In the years that followed, he travelled the country getting letters that had been sent to all parts of Ireland, over several centuries. 

Prof Kerby borrowed the original documents, photocopied and transcribed them, before returning the correspondence to its owners.

He says the overwhelming majority of the material begins in the late 18th century, and increases throughout the 19th and early 20th centuries.

"There’s an enormous sense of loss, of loneliness and of exile, but it varies enormously by time period, by religion, by the region of origin, by the nature of the emigrants' experience and - I think - most importantly, by class.

"Irish people who were bourgeois before they left Ireland had a certain expectation of American capitalist society, but the poorer emigrants, particularly those from the south and west of Ireland, tended more than their social and economic superiors to perceive emigration as difficult, if not tragic."

Prof Miller says there is a dramatic change in correspondence trends over the 1800s, because of the social and economic changes during that time.

"People wrote huge letters in the early 19th century but they only sent one a year, and many never arrived.

"But, in the later 1800s, the arrival of the 'Penny Post’ changed the dynamic.
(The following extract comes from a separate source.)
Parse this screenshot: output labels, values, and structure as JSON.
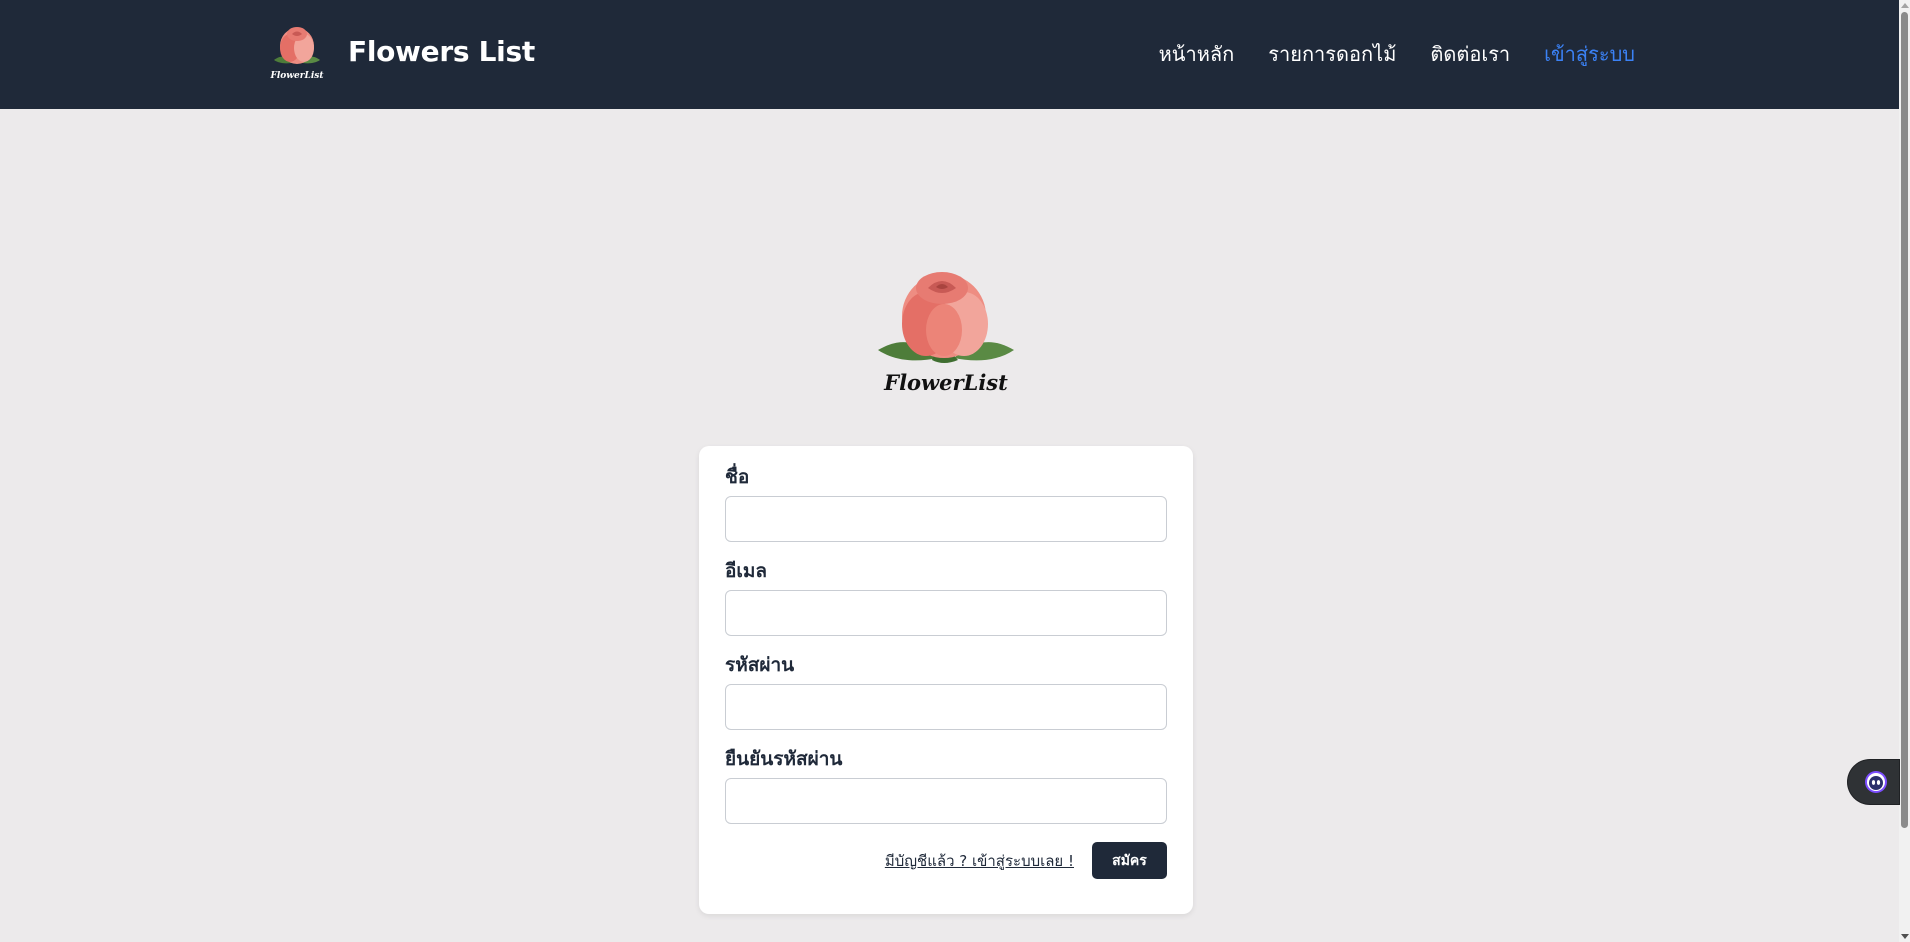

Letters were sent more frequently but were now much shorter, due to weight constraints." 

Reading the letters, one is struck by the fusion between the lives people left behind and their new experiences in the US.

Professor Miller says censorship is also evidence in later correspondence. While letters sent during the American Civil War have "huge amounts of detail", he says there is virtually no mention of World War I, in notes sent home during that time. 

He donated the letters to NUI Galway, having collaborated with Breandán MacSuibhne, from Acadamh na hOllscolaíocht Gaeilge, over the years. 

A total of 50 boxes of material have been sent to the University for the digitisation project.

Dr MacSuibhne says it is an amazing resource that details the way Irish people made their way in America. He says the archive will provide information to people researching their Irish heritage and is hoping that it will expand in the years ahead, with contributions from others who may have old letters stored in their homes.